What needs to be done: Go through the entries one line at a time, and gather every line that has the word "logger".

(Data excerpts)
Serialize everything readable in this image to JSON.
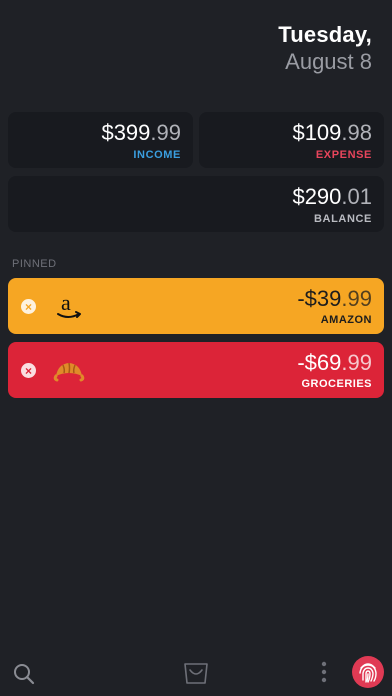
{
  "header": {
    "day": "Tuesday,",
    "date": "August 8"
  },
  "summary": {
    "income": {
      "dollars": "$399",
      "cents": ".99",
      "label": "INCOME",
      "color": "#3a9ee0"
    },
    "expense": {
      "dollars": "$109",
      "cents": ".98",
      "label": "EXPENSE",
      "color": "#e8455c"
    },
    "balance": {
      "dollars": "$290",
      "cents": ".01",
      "label": "BALANCE",
      "color": "#b9bbc1"
    }
  },
  "pinned": {
    "section_label": "PINNED",
    "items": [
      {
        "name": "AMAZON",
        "dollars": "-$39",
        "cents": ".99",
        "icon": "amazon-logo-icon",
        "color": "#f6a623"
      },
      {
        "name": "GROCERIES",
        "dollars": "-$69",
        "cents": ".99",
        "icon": "croissant-icon",
        "color": "#dc2438"
      }
    ]
  },
  "remove_glyph": "×",
  "bottom_bar": {
    "icons": [
      "search-icon",
      "shopping-bag-icon",
      "more-vertical-icon",
      "fingerprint-icon"
    ]
  }
}
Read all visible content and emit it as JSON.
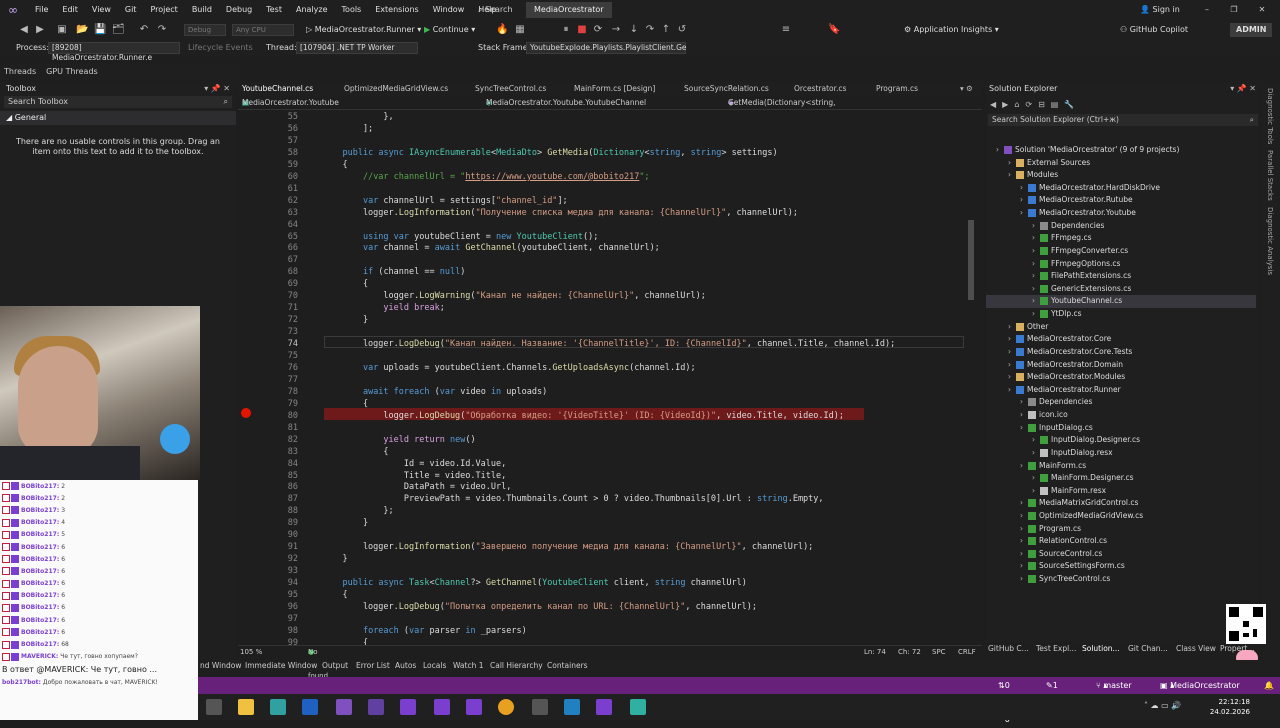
{
  "menu": {
    "items": [
      "File",
      "Edit",
      "View",
      "Git",
      "Project",
      "Build",
      "Debug",
      "Test",
      "Analyze",
      "Tools",
      "Extensions",
      "Window",
      "Help"
    ],
    "search": "Search",
    "project": "MediaOrcestrator",
    "sign_in": "Sign in"
  },
  "toolbar": {
    "config": "Debug",
    "platform": "Any CPU",
    "startup": "MediaOrcestrator.Runner",
    "continue": "Continue",
    "insights": "Application Insights",
    "copilot": "GitHub Copilot",
    "admin": "ADMIN"
  },
  "debugbar": {
    "process_label": "Process:",
    "process": "[89208] MediaOrcestrator.Runner.e",
    "lifecycle": "Lifecycle Events",
    "thread_label": "Thread:",
    "thread": "[107904] .NET TP Worker",
    "stack_label": "Stack Frame:",
    "stack": "YoutubeExplode.Playlists.PlaylistClient.Ge"
  },
  "threads": [
    "Threads",
    "GPU Threads"
  ],
  "toolbox": {
    "title": "Toolbox",
    "search": "Search Toolbox",
    "group": "General",
    "message": "There are no usable controls in this group. Drag an item onto this text to add it to the toolbox."
  },
  "chat": {
    "messages": [
      {
        "user": "BOBito217:",
        "text": "2"
      },
      {
        "user": "BOBito217:",
        "text": "2"
      },
      {
        "user": "BOBito217:",
        "text": "3"
      },
      {
        "user": "BOBito217:",
        "text": "4"
      },
      {
        "user": "BOBito217:",
        "text": "5"
      },
      {
        "user": "BOBito217:",
        "text": "6"
      },
      {
        "user": "BOBito217:",
        "text": "6"
      },
      {
        "user": "BOBito217:",
        "text": "6"
      },
      {
        "user": "BOBito217:",
        "text": "6"
      },
      {
        "user": "BOBito217:",
        "text": "6"
      },
      {
        "user": "BOBito217:",
        "text": "6"
      },
      {
        "user": "BOBito217:",
        "text": "6"
      },
      {
        "user": "BOBito217:",
        "text": "6"
      },
      {
        "user": "BOBito217:",
        "text": "68"
      },
      {
        "user": "MAVERICK:",
        "text": "Че тут, говно хопупаем?"
      }
    ],
    "reply": "В ответ @MAVERICK: Че тут, говно ...",
    "bot_user": "bob217bot:",
    "bot_text": "Добро пожаловать в чат, MAVERICK!"
  },
  "tabs": [
    "YoutubeChannel.cs",
    "OptimizedMediaGridView.cs",
    "SyncTreeControl.cs",
    "MainForm.cs [Design]",
    "SourceSyncRelation.cs",
    "Orcestrator.cs",
    "Program.cs"
  ],
  "navbar": {
    "project": "MediaOrcestrator.Youtube",
    "class": "MediaOrcestrator.Youtube.YoutubeChannel",
    "member": "GetMedia(Dictionary<string, string> settings)"
  },
  "code": [
    {
      "n": "55",
      "t": "            },"
    },
    {
      "n": "56",
      "t": "        ];"
    },
    {
      "n": "57",
      "t": ""
    },
    {
      "n": "58",
      "t": "    public async IAsyncEnumerable<MediaDto> GetMedia(Dictionary<string, string> settings)"
    },
    {
      "n": "59",
      "t": "    {"
    },
    {
      "n": "60",
      "t": "        //var channelUrl = \"https://www.youtube.com/@bobito217\";"
    },
    {
      "n": "61",
      "t": ""
    },
    {
      "n": "62",
      "t": "        var channelUrl = settings[\"channel_id\"];"
    },
    {
      "n": "63",
      "t": "        logger.LogInformation(\"Получение списка медиа для канала: {ChannelUrl}\", channelUrl);"
    },
    {
      "n": "64",
      "t": ""
    },
    {
      "n": "65",
      "t": "        using var youtubeClient = new YoutubeClient();"
    },
    {
      "n": "66",
      "t": "        var channel = await GetChannel(youtubeClient, channelUrl);"
    },
    {
      "n": "67",
      "t": ""
    },
    {
      "n": "68",
      "t": "        if (channel == null)"
    },
    {
      "n": "69",
      "t": "        {"
    },
    {
      "n": "70",
      "t": "            logger.LogWarning(\"Канал не найден: {ChannelUrl}\", channelUrl);"
    },
    {
      "n": "71",
      "t": "            yield break;"
    },
    {
      "n": "72",
      "t": "        }"
    },
    {
      "n": "73",
      "t": ""
    },
    {
      "n": "74",
      "t": "        logger.LogDebug(\"Канал найден. Название: '{ChannelTitle}', ID: {ChannelId}\", channel.Title, channel.Id);"
    },
    {
      "n": "75",
      "t": ""
    },
    {
      "n": "76",
      "t": "        var uploads = youtubeClient.Channels.GetUploadsAsync(channel.Id);"
    },
    {
      "n": "77",
      "t": ""
    },
    {
      "n": "78",
      "t": "        await foreach (var video in uploads)"
    },
    {
      "n": "79",
      "t": "        {"
    },
    {
      "n": "80",
      "t": "            logger.LogDebug(\"Обработка видео: '{VideoTitle}' (ID: {VideoId})\", video.Title, video.Id);"
    },
    {
      "n": "81",
      "t": ""
    },
    {
      "n": "82",
      "t": "            yield return new()"
    },
    {
      "n": "83",
      "t": "            {"
    },
    {
      "n": "84",
      "t": "                Id = video.Id.Value,"
    },
    {
      "n": "85",
      "t": "                Title = video.Title,"
    },
    {
      "n": "86",
      "t": "                DataPath = video.Url,"
    },
    {
      "n": "87",
      "t": "                PreviewPath = video.Thumbnails.Count > 0 ? video.Thumbnails[0].Url : string.Empty,"
    },
    {
      "n": "88",
      "t": "            };"
    },
    {
      "n": "89",
      "t": "        }"
    },
    {
      "n": "90",
      "t": ""
    },
    {
      "n": "91",
      "t": "        logger.LogInformation(\"Завершено получение медиа для канала: {ChannelUrl}\", channelUrl);"
    },
    {
      "n": "92",
      "t": "    }"
    },
    {
      "n": "93",
      "t": ""
    },
    {
      "n": "94",
      "t": "    public async Task<Channel?> GetChannel(YoutubeClient client, string channelUrl)"
    },
    {
      "n": "95",
      "t": "    {"
    },
    {
      "n": "96",
      "t": "        logger.LogDebug(\"Попытка определить канал по URL: {ChannelUrl}\", channelUrl);"
    },
    {
      "n": "97",
      "t": ""
    },
    {
      "n": "98",
      "t": "        foreach (var parser in _parsers)"
    },
    {
      "n": "99",
      "t": "        {"
    }
  ],
  "editor_status": {
    "zoom": "105 %",
    "issues": "No issues found",
    "ln": "Ln: 74",
    "ch": "Ch: 72",
    "spc": "SPC",
    "crlf": "CRLF"
  },
  "solution": {
    "title": "Solution Explorer",
    "search": "Search Solution Explorer (Ctrl+ж)",
    "tree": [
      {
        "label": "Solution 'MediaOrcestrator' (9 of 9 projects)",
        "d": 0,
        "sel": false
      },
      {
        "label": "External Sources",
        "d": 1,
        "sel": false
      },
      {
        "label": "Modules",
        "d": 1,
        "sel": false
      },
      {
        "label": "MediaOrcestrator.HardDiskDrive",
        "d": 2,
        "sel": false
      },
      {
        "label": "MediaOrcestrator.Rutube",
        "d": 2,
        "sel": false
      },
      {
        "label": "MediaOrcestrator.Youtube",
        "d": 2,
        "sel": false
      },
      {
        "label": "Dependencies",
        "d": 3,
        "sel": false
      },
      {
        "label": "FFmpeg.cs",
        "d": 3,
        "sel": false
      },
      {
        "label": "FFmpegConverter.cs",
        "d": 3,
        "sel": false
      },
      {
        "label": "FFmpegOptions.cs",
        "d": 3,
        "sel": false
      },
      {
        "label": "FilePathExtensions.cs",
        "d": 3,
        "sel": false
      },
      {
        "label": "GenericExtensions.cs",
        "d": 3,
        "sel": false
      },
      {
        "label": "YoutubeChannel.cs",
        "d": 3,
        "sel": true
      },
      {
        "label": "YtDlp.cs",
        "d": 3,
        "sel": false
      },
      {
        "label": "Other",
        "d": 1,
        "sel": false
      },
      {
        "label": "MediaOrcestrator.Core",
        "d": 1,
        "sel": false
      },
      {
        "label": "MediaOrcestrator.Core.Tests",
        "d": 1,
        "sel": false
      },
      {
        "label": "MediaOrcestrator.Domain",
        "d": 1,
        "sel": false
      },
      {
        "label": "MediaOrcestrator.Modules",
        "d": 1,
        "sel": false
      },
      {
        "label": "MediaOrcestrator.Runner",
        "d": 1,
        "sel": false
      },
      {
        "label": "Dependencies",
        "d": 2,
        "sel": false
      },
      {
        "label": "icon.ico",
        "d": 2,
        "sel": false
      },
      {
        "label": "InputDialog.cs",
        "d": 2,
        "sel": false
      },
      {
        "label": "InputDialog.Designer.cs",
        "d": 3,
        "sel": false
      },
      {
        "label": "InputDialog.resx",
        "d": 3,
        "sel": false
      },
      {
        "label": "MainForm.cs",
        "d": 2,
        "sel": false
      },
      {
        "label": "MainForm.Designer.cs",
        "d": 3,
        "sel": false
      },
      {
        "label": "MainForm.resx",
        "d": 3,
        "sel": false
      },
      {
        "label": "MediaMatrixGridControl.cs",
        "d": 2,
        "sel": false
      },
      {
        "label": "OptimizedMediaGridView.cs",
        "d": 2,
        "sel": false
      },
      {
        "label": "Program.cs",
        "d": 2,
        "sel": false
      },
      {
        "label": "RelationControl.cs",
        "d": 2,
        "sel": false
      },
      {
        "label": "SourceControl.cs",
        "d": 2,
        "sel": false
      },
      {
        "label": "SourceSettingsForm.cs",
        "d": 2,
        "sel": false
      },
      {
        "label": "SyncTreeControl.cs",
        "d": 2,
        "sel": false
      }
    ]
  },
  "right_strip": [
    "Diagnostic Tools",
    "Parallel Stacks",
    "Diagnostic Analysis"
  ],
  "bottom_tabs": [
    "nd Window",
    "Immediate Window",
    "Output",
    "Error List",
    "Autos",
    "Locals",
    "Watch 1",
    "Call Hierarchy",
    "Containers"
  ],
  "right_tabs": [
    "GitHub C...",
    "Test Expl...",
    "Solution...",
    "Git Chan...",
    "Class View",
    "Propert..."
  ],
  "statusbar": {
    "errors": "0 / 0",
    "changes": "1",
    "branch": "master",
    "repo": "MediaOrcestrator"
  },
  "clock": {
    "time": "22:12:18",
    "date": "24.02.2026"
  },
  "colors": {
    "accent": "#68217a",
    "breakpoint": "#e51400"
  }
}
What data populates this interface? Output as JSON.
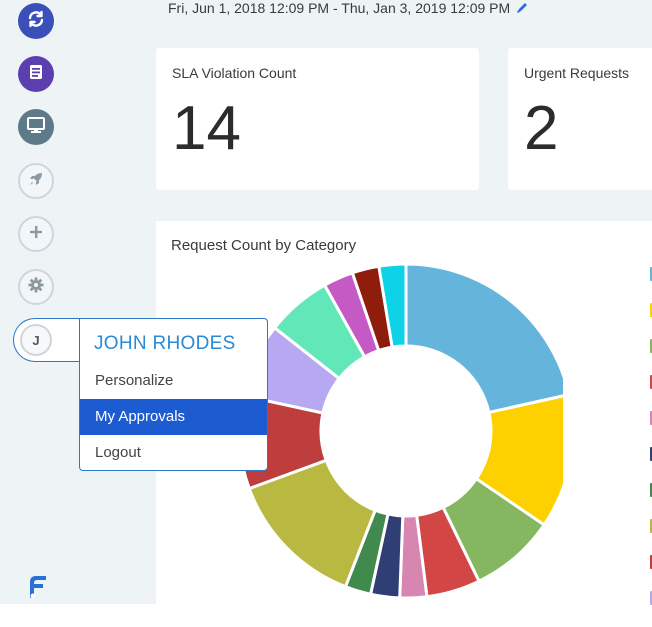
{
  "header": {
    "date_range": "Fri, Jun 1, 2018 12:09 PM - Thu, Jan 3, 2019 12:09 PM",
    "edit_icon": "pencil-icon"
  },
  "sidebar": {
    "items": [
      {
        "icon": "refresh-icon",
        "color": "#3b4fb8"
      },
      {
        "icon": "book-icon",
        "color": "#5b3fae"
      },
      {
        "icon": "monitor-icon",
        "color": "#5e7a89"
      },
      {
        "icon": "rocket-icon"
      },
      {
        "icon": "plus-icon"
      },
      {
        "icon": "gear-icon"
      }
    ],
    "logo_icon": "brand-logo-icon"
  },
  "cards": [
    {
      "label": "SLA Violation Count",
      "value": "14"
    },
    {
      "label": "Urgent Requests",
      "value": "2"
    }
  ],
  "chart_card": {
    "title": "Request Count by Category"
  },
  "chart_data": {
    "type": "pie",
    "title": "Request Count by Category",
    "values": [
      21.5,
      13.0,
      8.3,
      5.2,
      2.6,
      2.8,
      2.5,
      13.5,
      9.0,
      7.2,
      6.3,
      2.9,
      2.6,
      2.6
    ],
    "colors": [
      "#64b4dc",
      "#fdd100",
      "#84b760",
      "#d24746",
      "#d686b0",
      "#2f3f76",
      "#3f8a4c",
      "#b9b840",
      "#be3d3d",
      "#b7a8f2",
      "#62e8b8",
      "#c55ac4",
      "#8e1d0c",
      "#0ed3e7"
    ],
    "legend_colors": [
      "#64b4dc",
      "#fdd100",
      "#84b760",
      "#d24746",
      "#d686b0",
      "#2f3f76",
      "#3f8a4c",
      "#b9b840",
      "#be3d3d",
      "#b7a8f2"
    ],
    "legend": "right"
  },
  "user_menu": {
    "avatar_initial": "J",
    "name": "JOHN RHODES",
    "items": [
      "Personalize",
      "My Approvals",
      "Logout"
    ],
    "active_index": 1
  },
  "colors": {
    "accent": "#2a78c7",
    "active": "#1d5bd1",
    "name": "#2a8ad6",
    "background": "#eef3f6"
  }
}
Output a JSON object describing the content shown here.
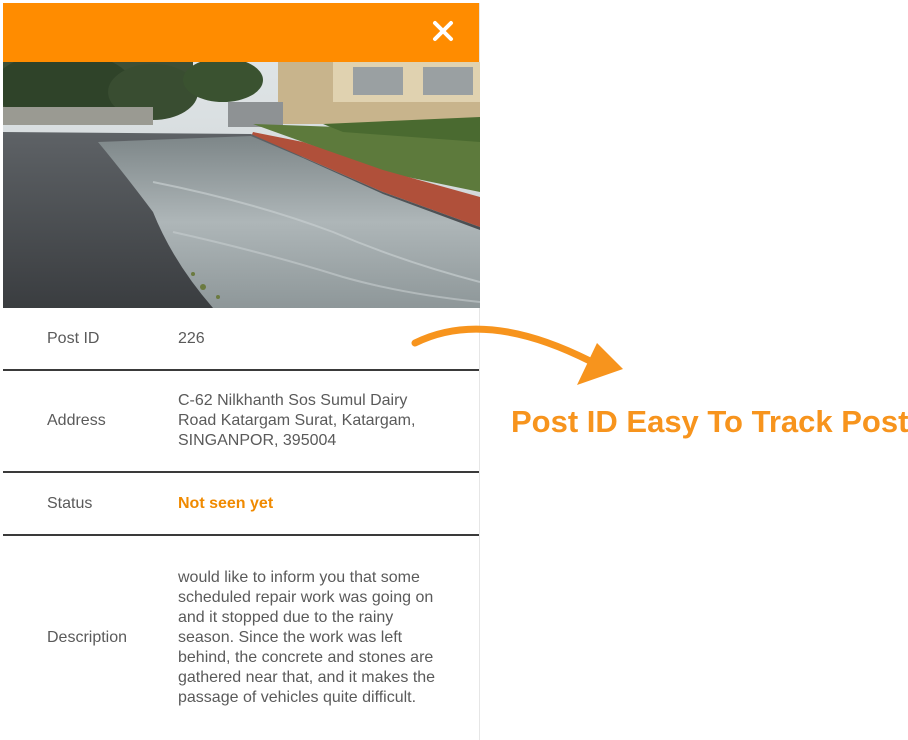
{
  "header": {
    "close_icon": "close-icon",
    "color": "#ff8c00"
  },
  "photo": {
    "subject": "flooded road photo"
  },
  "details": {
    "post_id_label": "Post ID",
    "post_id_value": "226",
    "address_label": "Address",
    "address_value": "C-62 Nilkhanth Sos Sumul Dairy Road Katargam Surat, Katargam, SINGANPOR, 395004",
    "status_label": "Status",
    "status_value": "Not seen yet",
    "description_label": "Description",
    "description_value": "would like to inform you that some scheduled repair work was going on and it stopped due to the rainy season. Since the work was left behind, the concrete and stones are gathered near that, and it makes the passage of vehicles quite difficult."
  },
  "callout": {
    "text": "Post ID Easy To Track Post",
    "color": "#f7941d"
  }
}
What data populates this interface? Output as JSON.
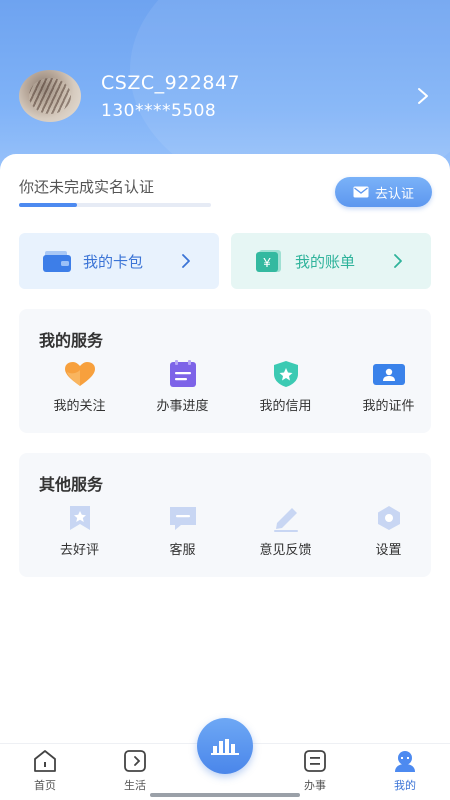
{
  "profile": {
    "username": "CSZC_922847",
    "phone": "130****5508"
  },
  "verification": {
    "text": "你还未完成实名认证",
    "button_label": "去认证",
    "progress": 0.3
  },
  "cards": {
    "wallet_label": "我的卡包",
    "bill_label": "我的账单"
  },
  "my_services": {
    "title": "我的服务",
    "items": [
      {
        "label": "我的关注",
        "icon": "heart-icon"
      },
      {
        "label": "办事进度",
        "icon": "calendar-icon"
      },
      {
        "label": "我的信用",
        "icon": "shield-star-icon"
      },
      {
        "label": "我的证件",
        "icon": "id-card-icon"
      }
    ]
  },
  "other_services": {
    "title": "其他服务",
    "items": [
      {
        "label": "去好评",
        "icon": "bookmark-star-icon"
      },
      {
        "label": "客服",
        "icon": "chat-icon"
      },
      {
        "label": "意见反馈",
        "icon": "pencil-icon"
      },
      {
        "label": "设置",
        "icon": "gear-icon"
      }
    ]
  },
  "tabbar": {
    "home": "首页",
    "life": "生活",
    "affairs": "办事",
    "mine": "我的"
  },
  "colors": {
    "accent": "#4d8af0",
    "wallet": "#3b74d6",
    "bill": "#2fb39b"
  }
}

Completed exercise:
      "t": "        logger.LogInformation(\"Получение списка медиа для канала: {ChannelUrl}\", channelUrl);"
      "t": "            logger.LogWarning(\"Канал не найден: {ChannelUrl}\", channelUrl);"
      "t": "        logger.LogDebug(\"Канал найден. Название: '{ChannelTitle}', ID: {ChannelId}\", channel.Title, channel.Id);"
      "t": "            logger.LogDebug(\"Обработка видео: '{VideoTitle}' (ID: {VideoId})\", video.Title, video.Id);"
      "t": "        logger.LogInformation(\"Завершено получение медиа для канала: {ChannelUrl}\", channelUrl);"
      "t": "        logger.LogDebug(\"Попытка определить канал по URL: {ChannelUrl}\", channelUrl);"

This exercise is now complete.